Linux is an excellent open-source system for any web hosting server. The community supports CentOS and Ubuntu distributions and has gained popularity over time. However, it cannot be easy to choose one of them. So here’s what you should know about CentOS vs. Ubuntu!
What is CentOS?
The term CentOS is an acronym for Community Enterprise Operating System. The first version of this distribution was created in 2004 by R.H.E.L., using the same source code. The idea was to provide an enterprise-level computing platform that doesn’t require monthly investments. It’s a great O.S. for security, and you can use HTML or PHP to make changes.
The same solution is often preferred by entrepreneurs who want to manage a hosting web service with cPanel. On the other hand, Ubuntu doesn’t support the same service, so medium and larger-sized businesses might consider this an advantage.
What is Ubuntu?
Ubuntu is a distribution based on Debian. They launched this system in the same year as CentOS, but it wasn’t considered significant because of its interface. That’s why Mark Shuttleworth later gathered a group of developers to change the situation. The result was a user-friendly Linux desktop.
Ubuntu became the leading choice for OpenStack projects, and many computers like Asus, Lenovo, and Dell pre-installed it. The same system is more cloud-focused, having support for containers and deployments. It also includes more packages than CentOS. Due to its features, you don’t need technical knowledge for most changes. Ubuntu is created by Canonical and has many tutorials to help you.
CentOS vs. Ubuntu, which system provides better security?
Compared to CentOS vs. Ubuntu, both distributions are stable, but CentOS is less likely to face cyber threats. That’s because the system has three layers of protection. Ubuntu doesn’t have the same advantage but disables the root access by default and recommends using Sudo.
CentOS is based on the R.P.M. package manager. Ubuntu uses the .deb packages, and A.P.T manages them. For the same reason, less experienced system admins appreciate it on small servers.
What system provides better usability?

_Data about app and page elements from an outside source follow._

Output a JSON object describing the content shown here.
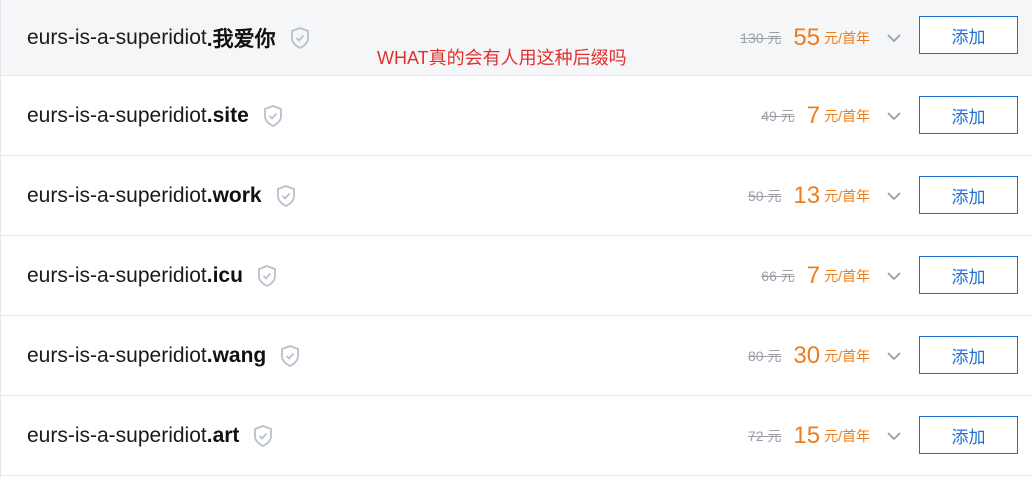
{
  "annotation": "WHAT真的会有人用这种后缀吗",
  "colors": {
    "price_accent": "#ef7c1a",
    "button_border": "#1f6fd1",
    "annotation": "#e0302e"
  },
  "icons": {
    "verified": "shield-check-icon",
    "expand": "chevron-down-icon"
  },
  "rows": [
    {
      "name": "eurs-is-a-superidiot",
      "tld": ".我爱你",
      "old_price": "130 元",
      "price": "55",
      "unit": "元/首年",
      "button": "添加"
    },
    {
      "name": "eurs-is-a-superidiot",
      "tld": ".site",
      "old_price": "49 元",
      "price": "7",
      "unit": "元/首年",
      "button": "添加"
    },
    {
      "name": "eurs-is-a-superidiot",
      "tld": ".work",
      "old_price": "50 元",
      "price": "13",
      "unit": "元/首年",
      "button": "添加"
    },
    {
      "name": "eurs-is-a-superidiot",
      "tld": ".icu",
      "old_price": "66 元",
      "price": "7",
      "unit": "元/首年",
      "button": "添加"
    },
    {
      "name": "eurs-is-a-superidiot",
      "tld": ".wang",
      "old_price": "80 元",
      "price": "30",
      "unit": "元/首年",
      "button": "添加"
    },
    {
      "name": "eurs-is-a-superidiot",
      "tld": ".art",
      "old_price": "72 元",
      "price": "15",
      "unit": "元/首年",
      "button": "添加"
    }
  ]
}
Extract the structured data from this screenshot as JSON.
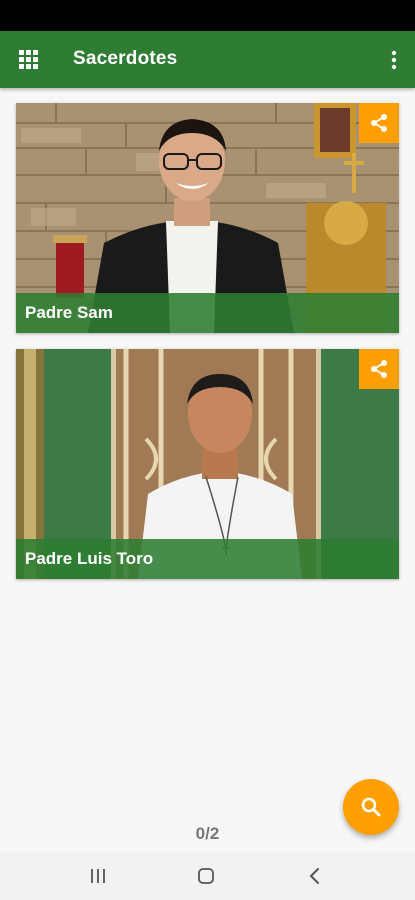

Ubuntu could get more points here since the G.U.I. is intuitive and easy to control. You have a search function and the top software features from the start. Working on CentOS can be a real challenge for beginners, so it’s not the right solution. On the other hand, advanced users will love the architecture, and they are already familiar with Red Hat. That makes the same O.S. a good choice for developers.
If you want a simple interface in your company, consider using Ubuntu. CentOS is better for brands with technical knowledge and an I.T. department. Choose your hosting plan from BlueServers, starting at just 59/month.